On the walk they offered to sit and enjoy a glass of cay, but I desired first to end their predicament, then sit and talk about future steps. They agreed. Their friend, however, declined to walk any further. When we spoke of the old room, his eyes met no one's. Not in a darting nervousness, but in a concentrated effort to emotionally disconnect from a lived experience. This unnerved me.

Already in a very uncomfortable state, a feeling I reserve for Tarlıbaşı - the historic ghetto of Istanbul, I felt the world slow as my senses grabbed anything they could. My mind ran. I had hidden the 1000TL(270USD) in multiple pockets, not only for future bartering, but so that thieves would only lift a couple hundred at a time. If I blended well enough, they would only get the 20TL I kept in my wallet as a distraction. Pray for the best, prepare for the worst.

The friend left and we continued onwards. We entered through the outside door and down the stairs to the basement. A shabby rusted slab served as another door, from the inside, the number of locks are ominous. As the door opened the vigilant looked me over - it is quiet strange to see a westerner in these parts. I greeted him, ‘Selam bey’, he tilted his head and brought me in. In the room there were three men gathered around the land lorde, standing in the centre.

This is precisely the moment that they say you should ’remember your training’. Rather, keep a level head - now is not the time for anxiety, fear or emotion - unless it is controlled. I went round the room, looking each man in the eye; greeting them with ‘Selam’ and an honest smile. If things are to go sour, it is important that they see me as a person and not an enemy.

Finally I reached the land lorde. He had already started questioning Amir about my presence. He invited me to sit next to him. The rest of the room faced us as we discussed the account. As is customary, we were all offered a drink, my friend and his wife declined - a sign that they do not wish to stay or commune with the others. I agreed to some fruit juice, which elicited a laugh, followed by a grin.

The specific words of the conversation are lost to time, but the focus was on the numbers. Any sort of emotion is dangerous. Confidence and sternness are vital. Waver in the beginning and you have set the tone for your compromise. Aggression builds aggression, which is an unwieldy strategy when he holds all the cards.
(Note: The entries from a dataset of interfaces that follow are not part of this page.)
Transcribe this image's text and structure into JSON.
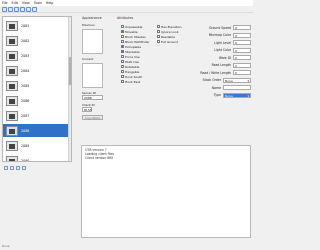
{
  "menu": [
    "File",
    "Edit",
    "View",
    "Tools",
    "Help"
  ],
  "list": {
    "items": [
      {
        "label": "2081",
        "selected": false
      },
      {
        "label": "2082",
        "selected": false
      },
      {
        "label": "2083",
        "selected": false
      },
      {
        "label": "2084",
        "selected": false
      },
      {
        "label": "2085",
        "selected": false
      },
      {
        "label": "2086",
        "selected": false
      },
      {
        "label": "2087",
        "selected": false
      },
      {
        "label": "2088",
        "selected": true
      },
      {
        "label": "2089",
        "selected": false
      },
      {
        "label": "2090",
        "selected": false
      }
    ]
  },
  "appearance": {
    "title": "Appearance",
    "previous_label": "Previous",
    "current_label": "Current",
    "server_id_label": "Server ID",
    "server_id_value": "2088",
    "client_id_label": "Client ID",
    "client_id_value": "8155",
    "disabled_button": "Copy/Paste"
  },
  "attributes": {
    "title": "Attributes",
    "col1": [
      {
        "label": "Unpassable",
        "checked": false
      },
      {
        "label": "Movable",
        "checked": true
      },
      {
        "label": "Block Missiles",
        "checked": false
      },
      {
        "label": "Block Pathfinder",
        "checked": false
      },
      {
        "label": "Pickupable",
        "checked": true
      },
      {
        "label": "Stackable",
        "checked": true
      },
      {
        "label": "Force Use",
        "checked": false
      },
      {
        "label": "Multi Use",
        "checked": false
      },
      {
        "label": "Rotatable",
        "checked": false
      },
      {
        "label": "Hangable",
        "checked": false
      },
      {
        "label": "Hook South",
        "checked": false
      },
      {
        "label": "Hook East",
        "checked": false
      }
    ],
    "col2": [
      {
        "label": "Has Elevation",
        "checked": false
      },
      {
        "label": "Ignore Look",
        "checked": false
      },
      {
        "label": "Readable",
        "checked": false
      },
      {
        "label": "Full Ground",
        "checked": false
      }
    ],
    "fields": [
      {
        "label": "Ground Speed",
        "value": "0"
      },
      {
        "label": "Minimap Color",
        "value": "0"
      },
      {
        "label": "Light Level",
        "value": "0"
      },
      {
        "label": "Light Color",
        "value": "0"
      },
      {
        "label": "Ware ID",
        "value": "0"
      },
      {
        "label": "Read Length",
        "value": "0"
      },
      {
        "label": "Read / Write Length",
        "value": "0"
      }
    ],
    "stack_order_label": "Stack Order",
    "stack_order_value": "None",
    "name_label": "Name",
    "name_value": "",
    "type_label": "Type",
    "type_value": "None"
  },
  "console": {
    "lines": [
      "OTB version 7",
      "Loading client files",
      "Client version 860"
    ]
  },
  "status": "Done."
}
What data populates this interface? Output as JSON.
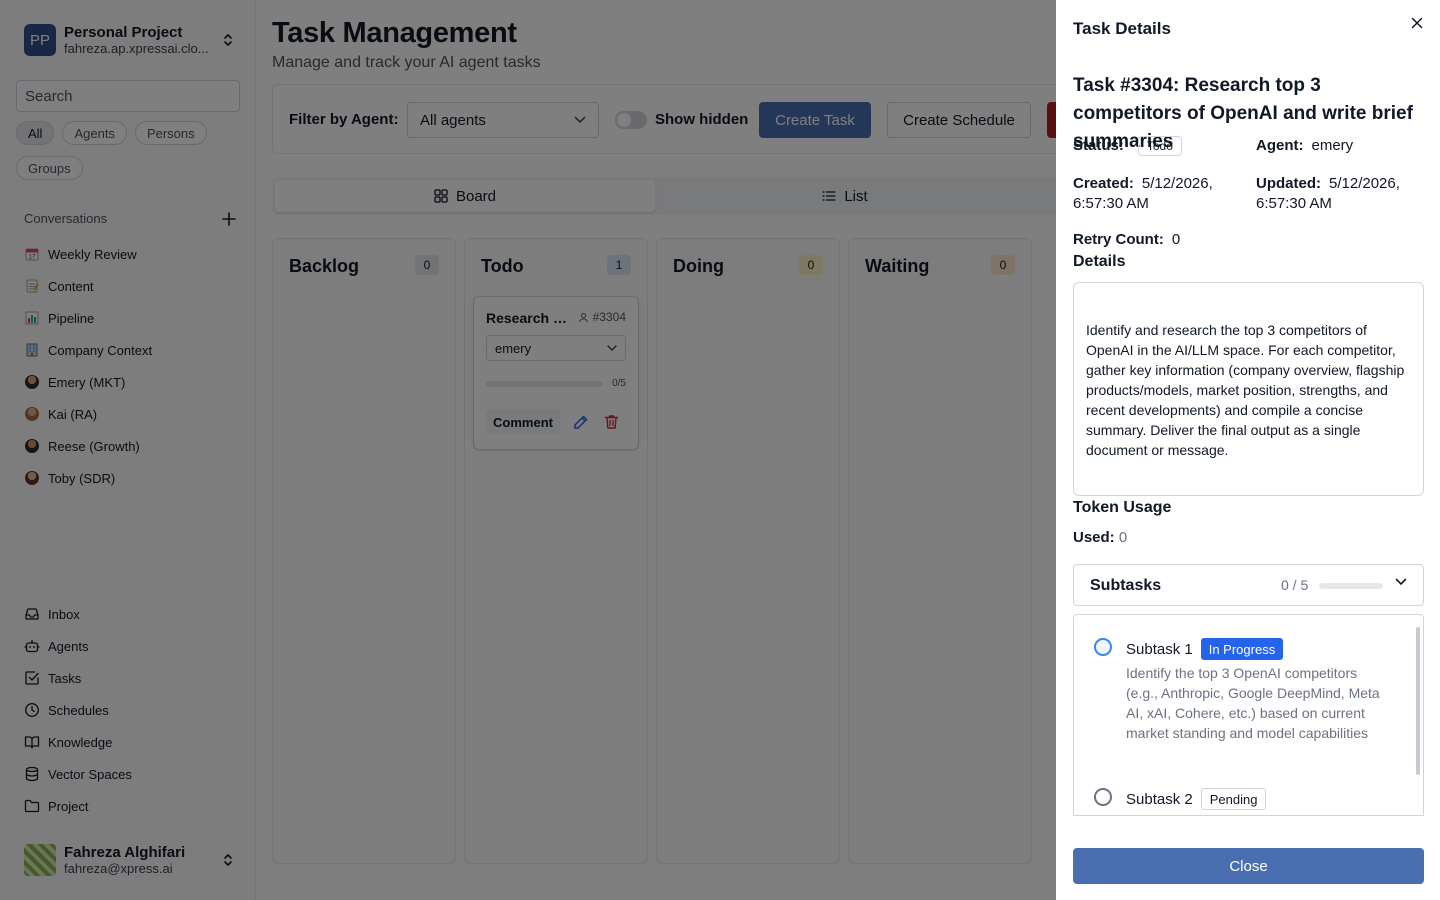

He showed me his ledger*, a full and dated calculation of when they borrowed how much. It was hard to argue and I was honestly blindsided as my friend had claimed it was all rent - an extortionate price if true, but was proven to be for utilities, food and other essentials as well.

I offered to cover rent and utilities and asked that the food be given as a gift to them as they are struggling.  

Well of course...look around brother. We all are!
— Slum Lorde

came the response**. Difficult to contend, but again I pushed for a reduced price. He, like my friends, talked of his struggles and the support he is giving to the other men that share this 12m2(approximately 10ftx15ft) room. After a little more discussion, I saw that he was not going to reduce the debt. So I first put on this condition, ‘I will pay the full amount, if your only contact with these people is to say Selam ‘Alaikum.’ He went further and spoke it while bringing his hand down from his forehead.

This was the matter closed. Though the wife still lives in fear that the slum lorde will come back to attack them, stealing their precious few goods, that is not what I would conclude.

While on the street, prior to meeting this man, images flashed through my mind of powerful mafiosos that forced people into poverty cycles of debt and loans, wealthy men that owned blocks of impoverished people in the valleys of great cities. This was not that man. In a lot of ways he was afraid. For reasons beyond my knowing, he seemed to take my being there as some sort of incompatible force. When we spoke about the actual debt and how it had been accumulated, his stress was not on profit, but on his loss. He was not charging interest nor making money, he was recovering what he had spent. When looking around the room I didn’t see my two friends and their harsh fate, but six people in mutually misery. They are all captive to the same poverty.

*the one pictured above

** please take a moment to think about this. It is probably the most shocking thought in the whole experience.